Kansas football coach David Beaty, by making himself the team’s offensive coordinator this week, hoped to revive an offense that ranked last in the Big 12 in yards per play.
That didn’t happen in Saturday’s 48-16 loss at Texas Tech.
KU averaged just 4.4 yards against what was statistically one of the conference’s worst defenses. The Jayhawks’ first 10 drives resulted in just a total of three points, and those came when the team took over at the Texas Tech 2-yard line following a fumble recovery.
It won’t get easier next week, as KU prepares for TCU, which leads the league in both scoring and total defense.
Here are grades for all three units, a highlight from Saturday’s loss and a look ahead.
Play of the game
Ball-hawking Defense: KU’s defense had a great start, as late in the first quarter, cornerback Corione Harris stripped Texas Tech receiver Zach Austin, with safety Hasan Defense recovering and advancing to the Texas Tech 2. The Jayhawks offense failed to fully capitalize, though, going backward 1 yard in three plays before settling for a Gabriel Rui 20-yard field goal.
Offense: F. Take away an 88-yard touchdown drive in garbage time, and KU gained a measly 3.5 yards per play.

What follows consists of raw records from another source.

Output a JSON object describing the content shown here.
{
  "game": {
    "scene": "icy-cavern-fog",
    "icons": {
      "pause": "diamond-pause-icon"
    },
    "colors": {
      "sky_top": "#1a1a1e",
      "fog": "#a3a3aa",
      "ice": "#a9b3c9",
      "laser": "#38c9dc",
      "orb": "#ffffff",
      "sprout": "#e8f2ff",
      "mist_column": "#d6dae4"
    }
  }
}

The Jayhawks also were miserable in the red zone, with a Pooka Williams fumble inside the 5 and a Peyton Bender interception in the end zone costing the team two chances to score. KU started the game 0 for 8 on third downs — a Beaty emphasis coming into the week — and Bender’s 18-for-41, 221-yard passing line is especially disappointing given the team’s offense is based on simple throws. Receivers Daylon Charlot and Steven Sims making a pair of highlight-reel catches were about the only positives to take away from this one.

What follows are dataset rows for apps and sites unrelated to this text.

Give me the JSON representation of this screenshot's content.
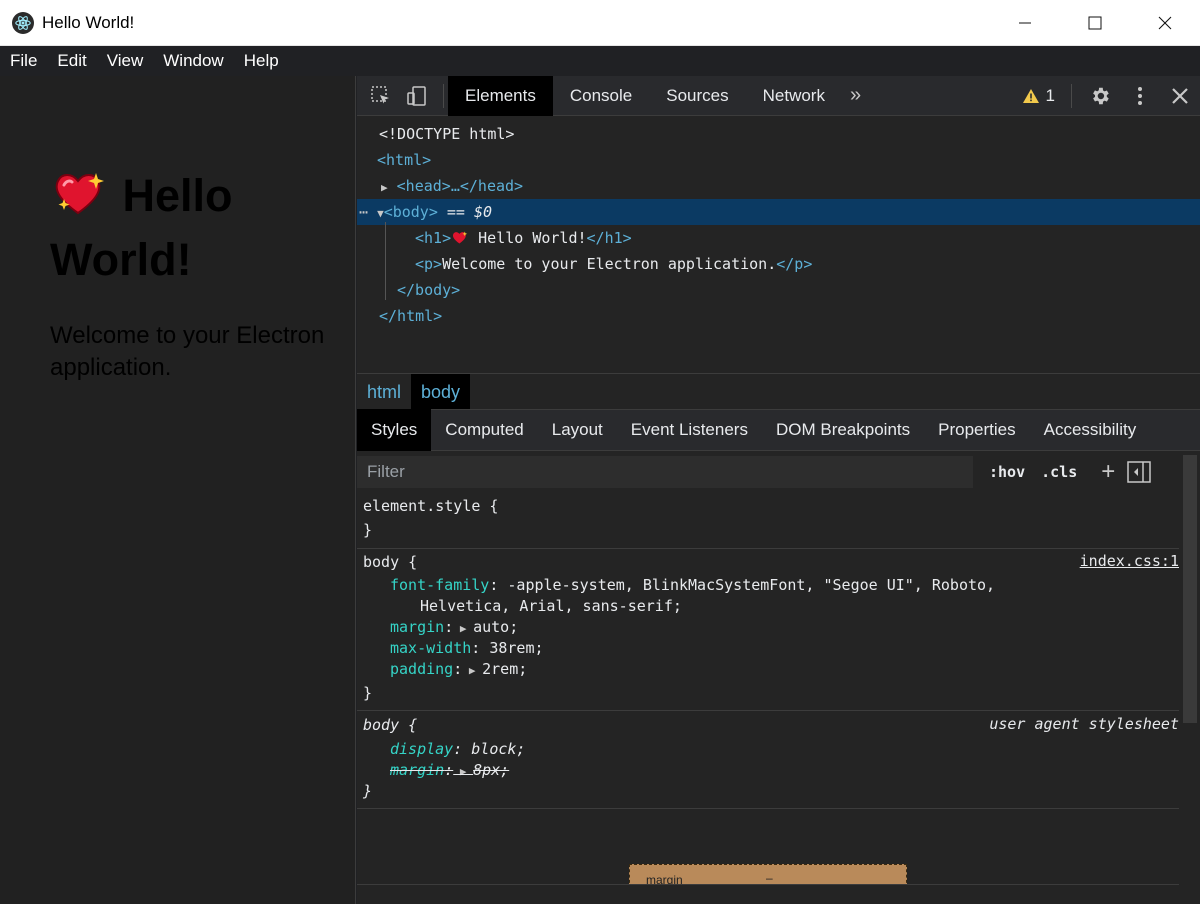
{
  "window": {
    "title": "Hello World!",
    "controls": {
      "minimize": "—",
      "maximize": "☐",
      "close": "✕"
    }
  },
  "menu": [
    "File",
    "Edit",
    "View",
    "Window",
    "Help"
  ],
  "page": {
    "heading": "Hello World!",
    "heading_emoji": "heart-sparkle",
    "paragraph": "Welcome to your Electron application."
  },
  "devtools": {
    "tabs": [
      "Elements",
      "Console",
      "Sources",
      "Network"
    ],
    "active_tab": "Elements",
    "more_tabs": "»",
    "warning_count": "1",
    "dom": {
      "doctype": "<!DOCTYPE html>",
      "html_open": "<html>",
      "head": "<head>…</head>",
      "body_open": "<body>",
      "body_marker": "== $0",
      "h1_open": "<h1>",
      "h1_text": " Hello World!",
      "h1_close": "</h1>",
      "p_open": "<p>",
      "p_text": "Welcome to your Electron application.",
      "p_close": "</p>",
      "body_close": "</body>",
      "html_close": "</html>",
      "selected_dots": "⋯"
    },
    "breadcrumbs": [
      "html",
      "body"
    ],
    "subtabs": [
      "Styles",
      "Computed",
      "Layout",
      "Event Listeners",
      "DOM Breakpoints",
      "Properties",
      "Accessibility"
    ],
    "filter": {
      "placeholder": "Filter",
      "hov": ":hov",
      "cls": ".cls",
      "plus": "+"
    },
    "rules": {
      "element_style": {
        "selector": "element.style {",
        "close": "}"
      },
      "body_author": {
        "selector": "body {",
        "source": "index.css:1",
        "props": [
          {
            "name": "font-family",
            "value": " -apple-system, BlinkMacSystemFont, \"Segoe UI\", Roboto,",
            "cont": "Helvetica, Arial, sans-serif;"
          },
          {
            "name": "margin",
            "value": "auto;"
          },
          {
            "name": "max-width",
            "value": " 38rem;"
          },
          {
            "name": "padding",
            "value": "2rem;"
          }
        ],
        "close": "}"
      },
      "body_ua": {
        "selector": "body {",
        "source": "user agent stylesheet",
        "props": [
          {
            "name": "display",
            "value": " block;"
          },
          {
            "name": "margin",
            "value": "8px;"
          }
        ],
        "close": "}"
      }
    },
    "boxmodel": {
      "label": "margin",
      "value": "–"
    }
  }
}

Defense: C. KU’s defense, on a down-to-down basis, wasn’t the best it has been this year. Much like the previous effort against West Virginia, though, the unit made up for it some with big plays. The Jayhawks, who led the nation with a plus-13 turnover margin coming in, added three more takeaways Saturday, with all of them putting the offense in plus territory. It has to be frustrating, time and again, to see those opportunities wasted. Texas Tech averaged a healthy 6.6 yards per play and found too many openings in the passing game. Still, KU’s defense deserved much better.
Special teams: D. Honestly, special teams wasn’t much of a factor in Saturday’s result. KU’s kickoff coverage let De’Quan Bowman break free for a long return early in the fourth quarter, which led to a short touchdown drive. Kyle Thompson’s punting was fine, while Rui was perfect on two kicks.
KU will play host to TCU at 2 p.m. on Oct. 27.
The Horned Frogs held KU to 21 yards in last season’s 43-0 victory in Fort Worth, Texas. That offensive output was the lowest mark by an FBS team since at least 1997.